Without including any image, repeat every record exactly.
....................
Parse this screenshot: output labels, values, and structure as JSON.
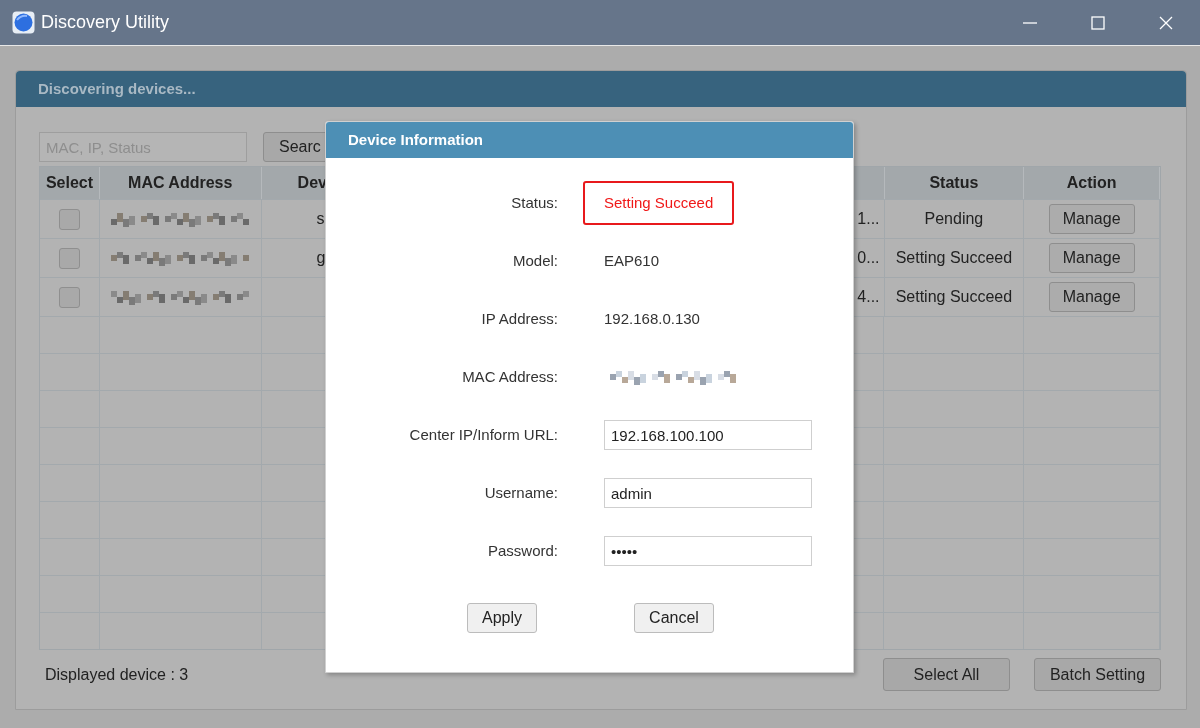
{
  "window": {
    "title": "Discovery Utility"
  },
  "panel": {
    "title": "Discovering devices...",
    "search": {
      "placeholder": "MAC, IP, Status"
    },
    "search_button": "Searc",
    "table": {
      "columns": [
        "Select",
        "MAC Address",
        "Dev",
        "Status",
        "Action"
      ],
      "rows": [
        {
          "checked": false,
          "column_3": "s",
          "column_4": "1...",
          "status": "Pending",
          "action": "Manage"
        },
        {
          "checked": false,
          "column_3": "g",
          "column_4": "0...",
          "status": "Setting Succeed",
          "action": "Manage"
        },
        {
          "checked": false,
          "column_4": "4...",
          "status": "Setting Succeed",
          "action": "Manage"
        }
      ]
    },
    "footer": {
      "count": "Displayed device : 3",
      "buttons": [
        "Select All",
        "Batch Setting"
      ]
    }
  },
  "dialog": {
    "title": "Device Information",
    "fields": [
      {
        "kind": "status",
        "label": "Status:",
        "value": "Setting Succeed",
        "highlighted": true
      },
      {
        "kind": "text",
        "label": "Model:",
        "value": "EAP610"
      },
      {
        "kind": "text",
        "label": "IP Address:",
        "value": "192.168.0.130"
      },
      {
        "kind": "redacted",
        "label": "MAC Address:"
      },
      {
        "kind": "input",
        "label": "Center IP/Inform URL:",
        "value": "192.168.100.100"
      },
      {
        "kind": "input",
        "label": "Username:",
        "value": "admin"
      },
      {
        "kind": "input",
        "label": "Password:",
        "value": "•••••"
      }
    ],
    "buttons": [
      "Apply",
      "Cancel"
    ]
  }
}
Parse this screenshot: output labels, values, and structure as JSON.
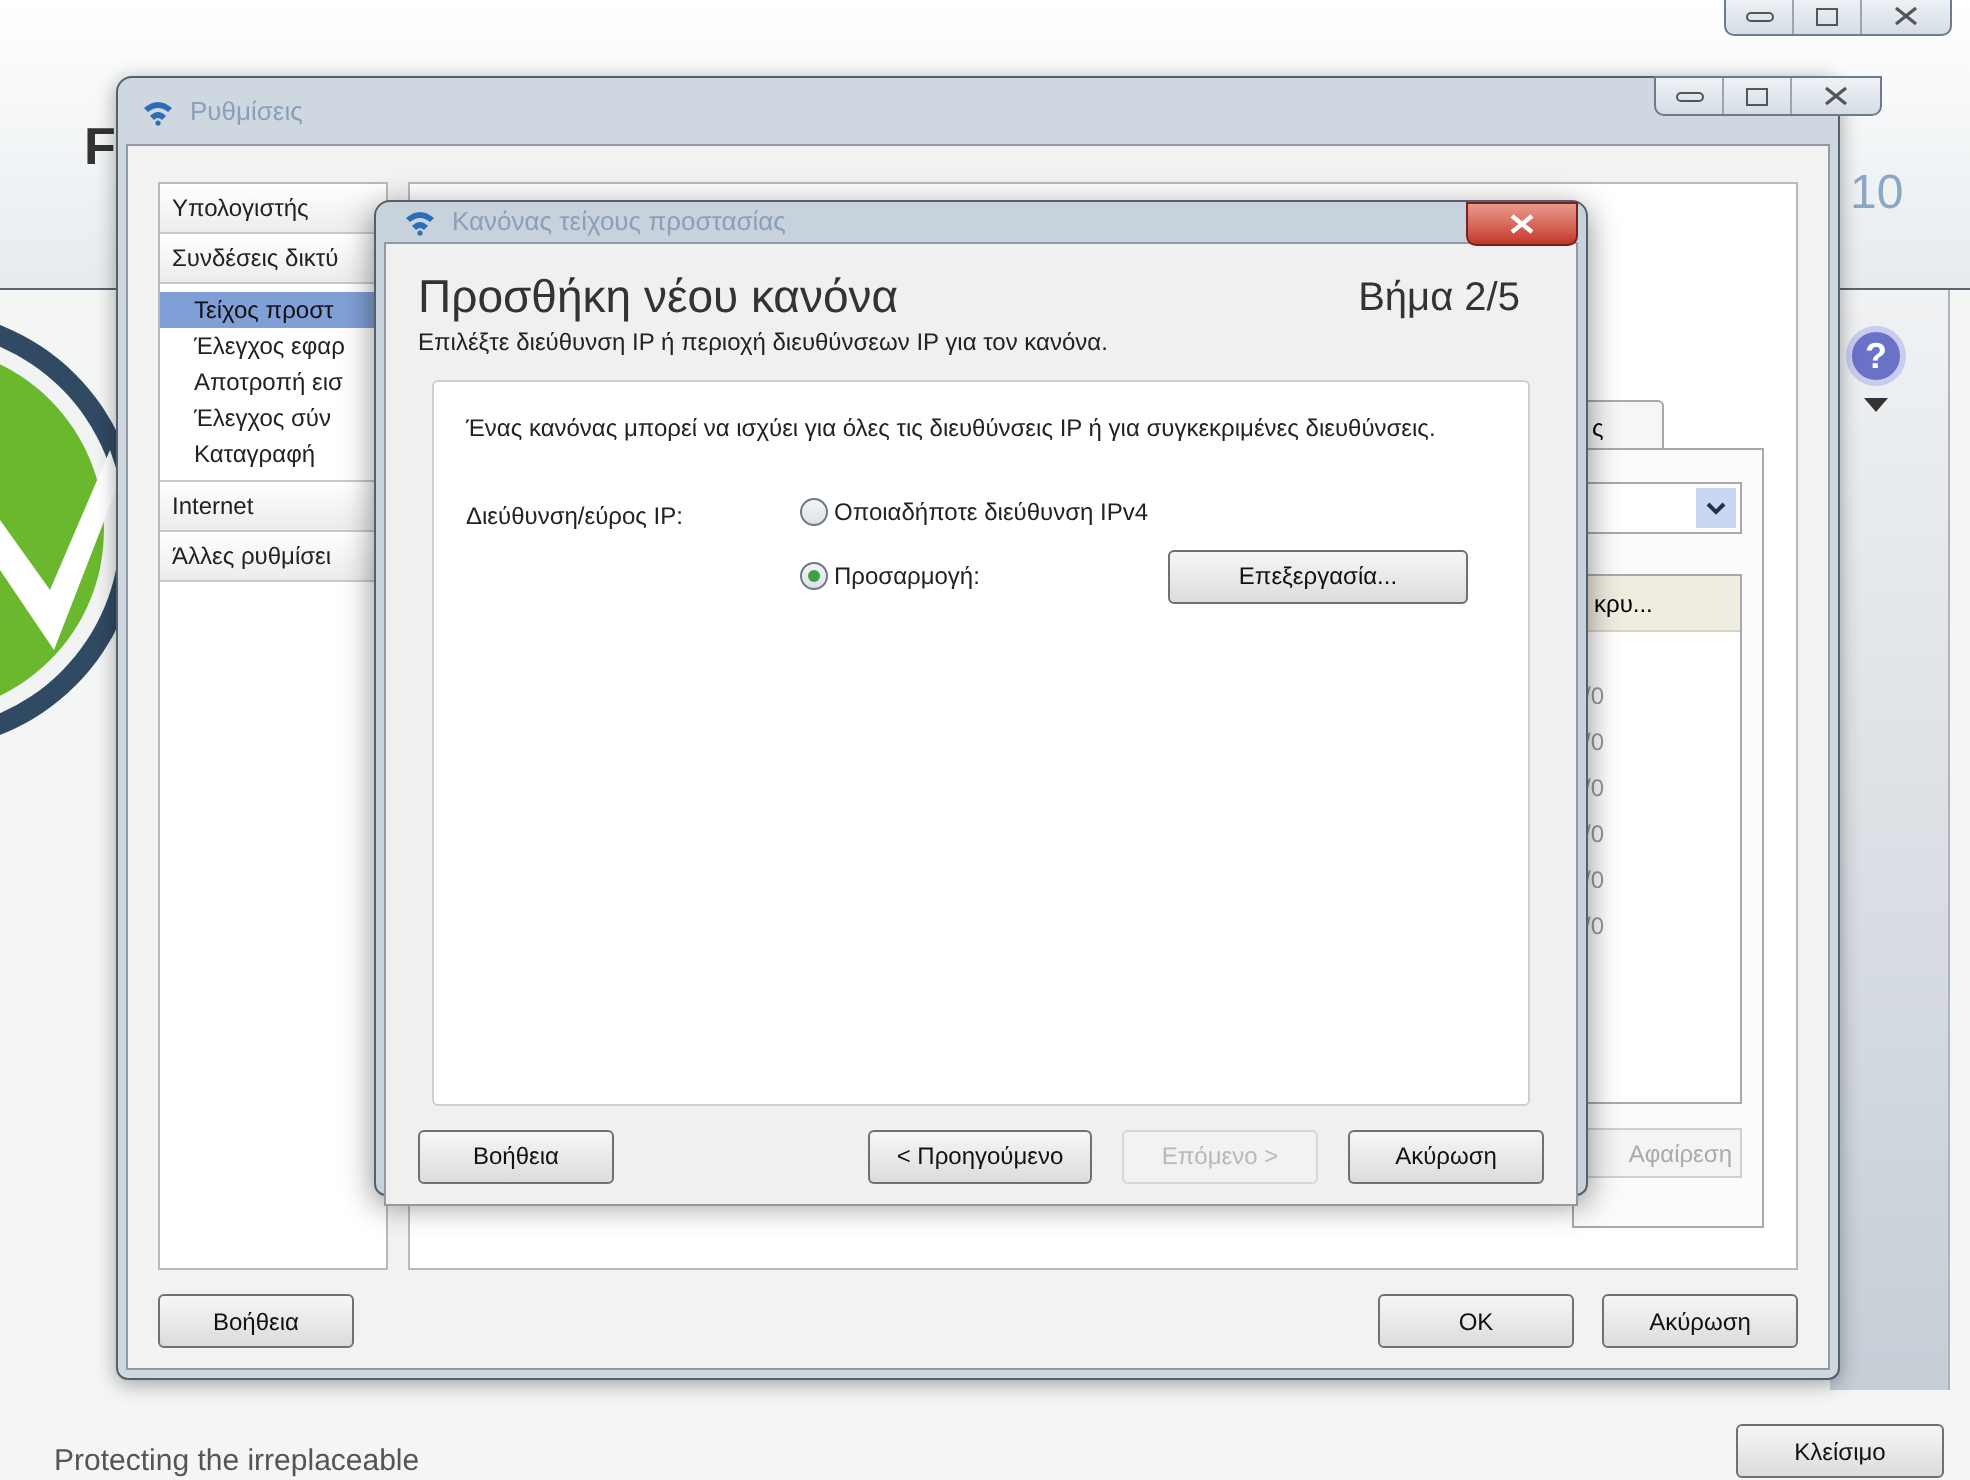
{
  "background_app": {
    "brand_fragments": [
      "F",
      "10"
    ],
    "help_glyph": "?",
    "tagline": "Protecting the irreplaceable",
    "close_button": "Κλείσιμο"
  },
  "settings_window": {
    "title": "Ρυθμίσεις",
    "sidebar": [
      {
        "label": "Υπολογιστής",
        "selected": false
      },
      {
        "label": "Συνδέσεις δικτύ",
        "selected": false,
        "children": [
          {
            "label": "Τείχος προστ",
            "selected": true
          },
          {
            "label": "Έλεγχος εφαρ",
            "selected": false
          },
          {
            "label": "Αποτροπή εισ",
            "selected": false
          },
          {
            "label": "Έλεγχος σύν",
            "selected": false
          },
          {
            "label": "Καταγραφή",
            "selected": false
          }
        ]
      },
      {
        "label": "Internet",
        "selected": false
      },
      {
        "label": "Άλλες ρυθμίσει",
        "selected": false
      }
    ],
    "panel": {
      "tab": "ς",
      "list_header": "κρυ...",
      "rows": [
        "/0",
        "/0",
        "/0",
        "/0",
        "/0",
        "/0"
      ],
      "remove_button": "Αφαίρεση"
    },
    "buttons": [
      {
        "label": "Βοήθεια"
      },
      {
        "label": "OK"
      },
      {
        "label": "Ακύρωση"
      }
    ]
  },
  "dialog": {
    "title": "Κανόνας τείχους προστασίας",
    "heading": "Προσθήκη νέου κανόνα",
    "step": "Βήμα 2/5",
    "subtitle": "Επιλέξτε διεύθυνση IP ή περιοχή διευθύνσεων IP για τον κανόνα.",
    "description": "Ένας κανόνας μπορεί να ισχύει για όλες τις διευθύνσεις IP ή για συγκεκριμένες διευθύνσεις.",
    "field_label": "Διεύθυνση/εύρος IP:",
    "options": [
      {
        "label": "Οποιαδήποτε διεύθυνση IPv4",
        "selected": false
      },
      {
        "label": "Προσαρμογή:",
        "selected": true,
        "button": "Επεξεργασία..."
      }
    ],
    "buttons": [
      {
        "label": "Βοήθεια",
        "disabled": false
      },
      {
        "label": "< Προηγούμενο",
        "disabled": false
      },
      {
        "label": "Επόμενο >",
        "disabled": true
      },
      {
        "label": "Ακύρωση",
        "disabled": false
      }
    ]
  }
}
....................
● **ANSWER BOX**
Parse this screenshot: output labels, values, and structure as JSON.
{
  "window": {
    "title": "Discovery Utility"
  },
  "panel": {
    "title": "Discovering devices...",
    "search": {
      "placeholder": "MAC, IP, Status"
    },
    "search_button": "Searc",
    "table": {
      "columns": [
        "Select",
        "MAC Address",
        "Dev",
        "Status",
        "Action"
      ],
      "rows": [
        {
          "checked": false,
          "column_3": "s",
          "column_4": "1...",
          "status": "Pending",
          "action": "Manage"
        },
        {
          "checked": false,
          "column_3": "g",
          "column_4": "0...",
          "status": "Setting Succeed",
          "action": "Manage"
        },
        {
          "checked": false,
          "column_4": "4...",
          "status": "Setting Succeed",
          "action": "Manage"
        }
      ]
    },
    "footer": {
      "count": "Displayed device : 3",
      "buttons": [
        "Select All",
        "Batch Setting"
      ]
    }
  },
  "dialog": {
    "title": "Device Information",
    "fields": [
      {
        "kind": "status",
        "label": "Status:",
        "value": "Setting Succeed",
        "highlighted": true
      },
      {
        "kind": "text",
        "label": "Model:",
        "value": "EAP610"
      },
      {
        "kind": "text",
        "label": "IP Address:",
        "value": "192.168.0.130"
      },
      {
        "kind": "redacted",
        "label": "MAC Address:"
      },
      {
        "kind": "input",
        "label": "Center IP/Inform URL:",
        "value": "192.168.100.100"
      },
      {
        "kind": "input",
        "label": "Username:",
        "value": "admin"
      },
      {
        "kind": "input",
        "label": "Password:",
        "value": "•••••"
      }
    ],
    "buttons": [
      "Apply",
      "Cancel"
    ]
  }
}
Parse this screenshot: output labels, values, and structure as JSON.
{
  "background_app": {
    "brand_fragments": [
      "F",
      "10"
    ],
    "help_glyph": "?",
    "tagline": "Protecting the irreplaceable",
    "close_button": "Κλείσιμο"
  },
  "settings_window": {
    "title": "Ρυθμίσεις",
    "sidebar": [
      {
        "label": "Υπολογιστής",
        "selected": false
      },
      {
        "label": "Συνδέσεις δικτύ",
        "selected": false,
        "children": [
          {
            "label": "Τείχος προστ",
            "selected": true
          },
          {
            "label": "Έλεγχος εφαρ",
            "selected": false
          },
          {
            "label": "Αποτροπή εισ",
            "selected": false
          },
          {
            "label": "Έλεγχος σύν",
            "selected": false
          },
          {
            "label": "Καταγραφή",
            "selected": false
          }
        ]
      },
      {
        "label": "Internet",
        "selected": false
      },
      {
        "label": "Άλλες ρυθμίσει",
        "selected": false
      }
    ],
    "panel": {
      "tab": "ς",
      "list_header": "κρυ...",
      "rows": [
        "/0",
        "/0",
        "/0",
        "/0",
        "/0",
        "/0"
      ],
      "remove_button": "Αφαίρεση"
    },
    "buttons": [
      {
        "label": "Βοήθεια"
      },
      {
        "label": "OK"
      },
      {
        "label": "Ακύρωση"
      }
    ]
  },
  "dialog": {
    "title": "Κανόνας τείχους προστασίας",
    "heading": "Προσθήκη νέου κανόνα",
    "step": "Βήμα 2/5",
    "subtitle": "Επιλέξτε διεύθυνση IP ή περιοχή διευθύνσεων IP για τον κανόνα.",
    "description": "Ένας κανόνας μπορεί να ισχύει για όλες τις διευθύνσεις IP ή για συγκεκριμένες διευθύνσεις.",
    "field_label": "Διεύθυνση/εύρος IP:",
    "options": [
      {
        "label": "Οποιαδήποτε διεύθυνση IPv4",
        "selected": false
      },
      {
        "label": "Προσαρμογή:",
        "selected": true,
        "button": "Επεξεργασία..."
      }
    ],
    "buttons": [
      {
        "label": "Βοήθεια",
        "disabled": false
      },
      {
        "label": "< Προηγούμενο",
        "disabled": false
      },
      {
        "label": "Επόμενο >",
        "disabled": true
      },
      {
        "label": "Ακύρωση",
        "disabled": false
      }
    ]
  }
}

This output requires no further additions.